To Ludlow, 179 miles, 6.3 hours, 28 mph
Saturday, September 10, 1988
Launch at 11:05 AM, Landing somewhere between 5:15 and 5:25 PM

Transcribed from hand written log entry.

Reports of west wind.  Try right from launch, but couldn’t make The Knob.  Turn left and reach Rayes low.  Ridge up and thermal above. Down wind to Matu Flats.  Come in 1/2 way up on NW hill and ridge up.  Thermal back into convergence and connect to cloudbase at fourteen five.  A little low around the south side of Edwards.  Too far out in front of chase, no radio contact, no jacket, wantin on ground.  Opt to burn altitude and land at last phone.  Home by 11:30

2012 note:  This flight was initially measured at 180 miles using sectional charts, but a modern Google Earth measurement indicates just over 179.  I arrived over the LZ with about 4K AGL and was concerned there were no more gas stations or rest stops for another hundred miles.  I thought I had gone about 20 miles past Barstow, which I 'd flown to on a couple of occasions previously, so I was guessing my distance from launch was in the 150 plus range, but I obviously didn't realize I was making good time in zero sink with a nice tail wind from the west at altitude.  Had I known that I was near the 180 mile mark, I would have eked it out till dark.  Could-a, should-a, would-a... as it turned out, this was my personal longest foot launched flight.  Other than boldly committing left off launch and scoring a low thermal over Matu Flats, the flight was relatively easy.  I'd forgotten my jacket so being cold soaked likely played into my decision to anchor.  Not well equipped to spend the night on the road side.

I'd outrun chase by a bunch and hadn't had radio contact all day, so retrieval was a concern (still using Citizen Band AM, Channel 34).  Pre cell-phone days, and Ludlow was the last pay phone.  Logistically, we relied on a dedicated 800 answering service call in number to post and retrieve messages.  I landed on the westbound onramp (literally on the on ramp itself).  It was uphill into the wind.  My plan was to use the pay phone at the gas station and then start hitch hiking west bound.  Landing on the on-ramp would give more thumb time before dark (sunset was a bit before 7 PM).  I did a lot of hitch hiking with my glider back then, and occasionally slept under my wing on the side of the road.  I didn't have chase for most of my early era flights past Fillmore, so I carried two 1/8"x18' Dacron chords and would tie on to anything that stopped if they let me (18 wheelers, topless sports cars...).   A little abusive on the Mylar.  Never could match glide with Hammer.

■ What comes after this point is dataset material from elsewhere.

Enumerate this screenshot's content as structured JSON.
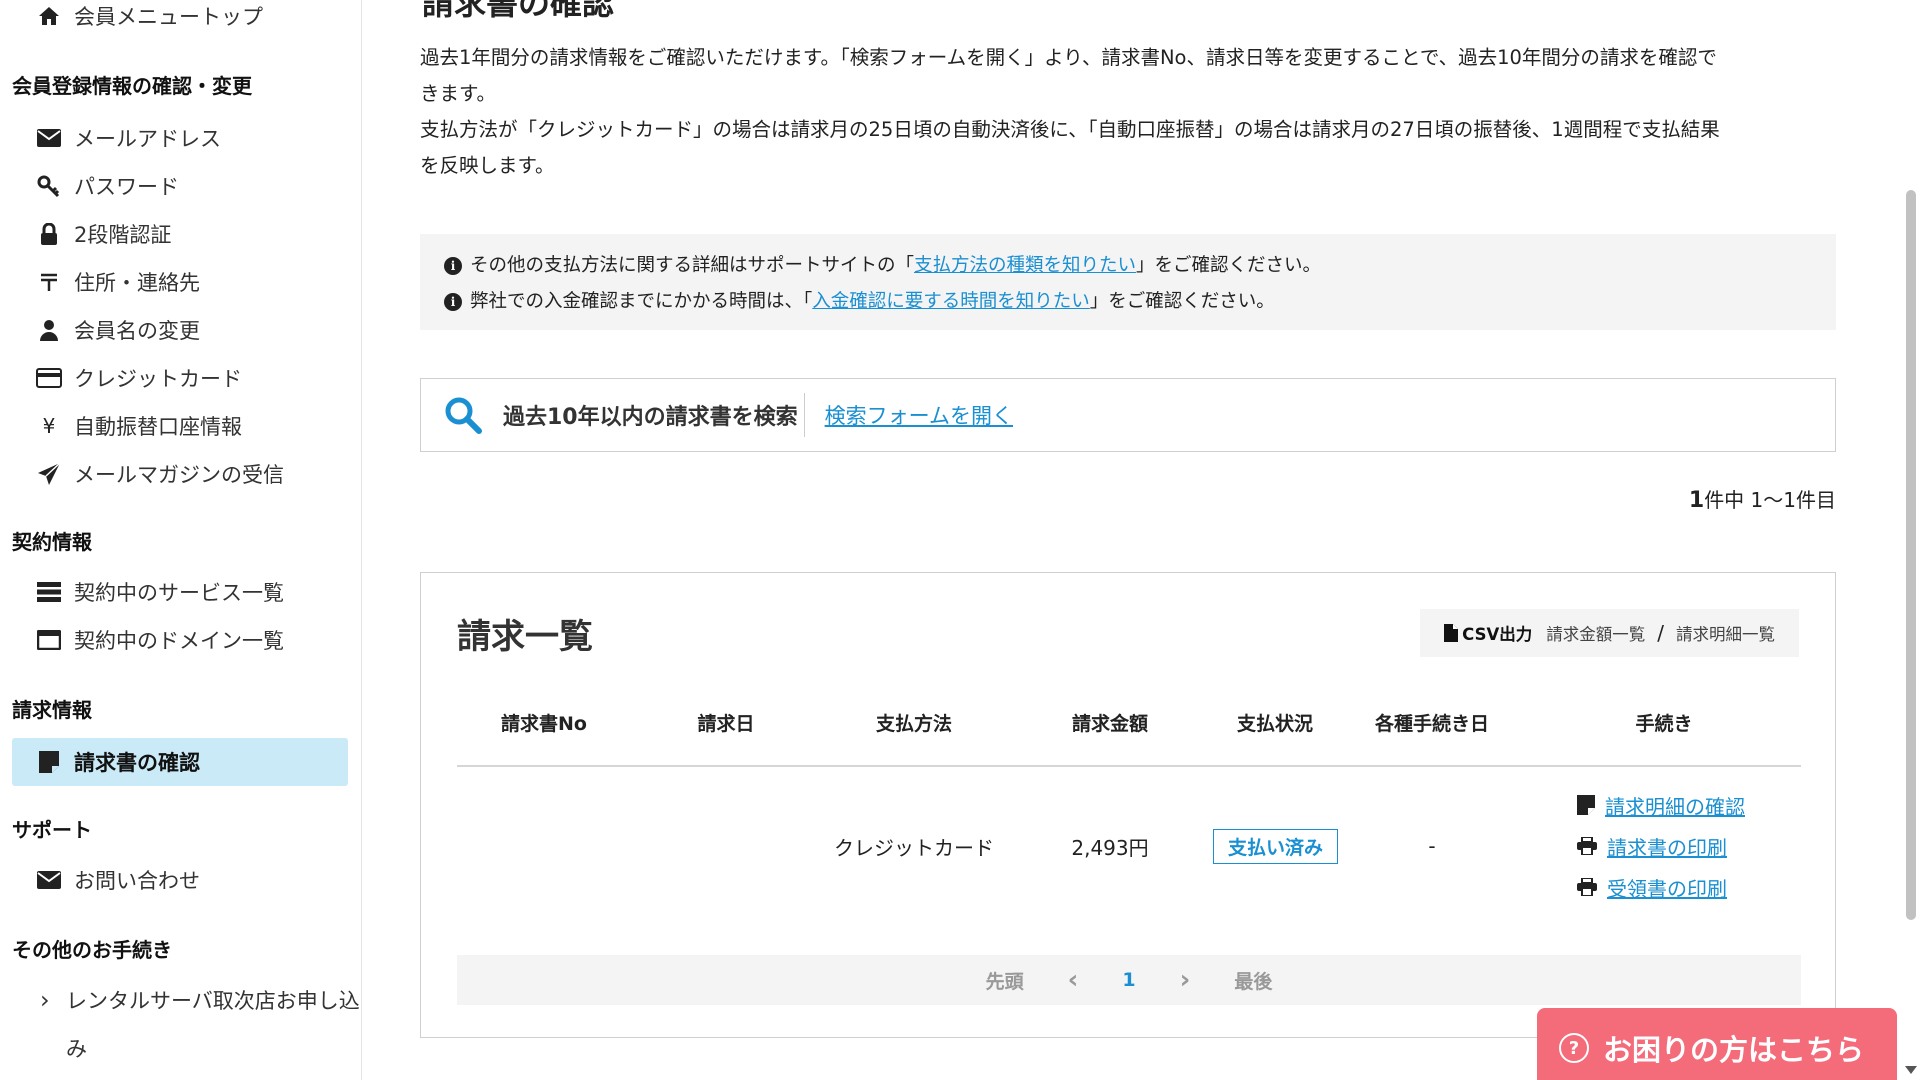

Within a few minutes of landing, a pickup with a camper shell pulled up and offered a ride.  He was willing to wait for me to break down and check in from the pay phone.  Met up with Team Topa in Barstow.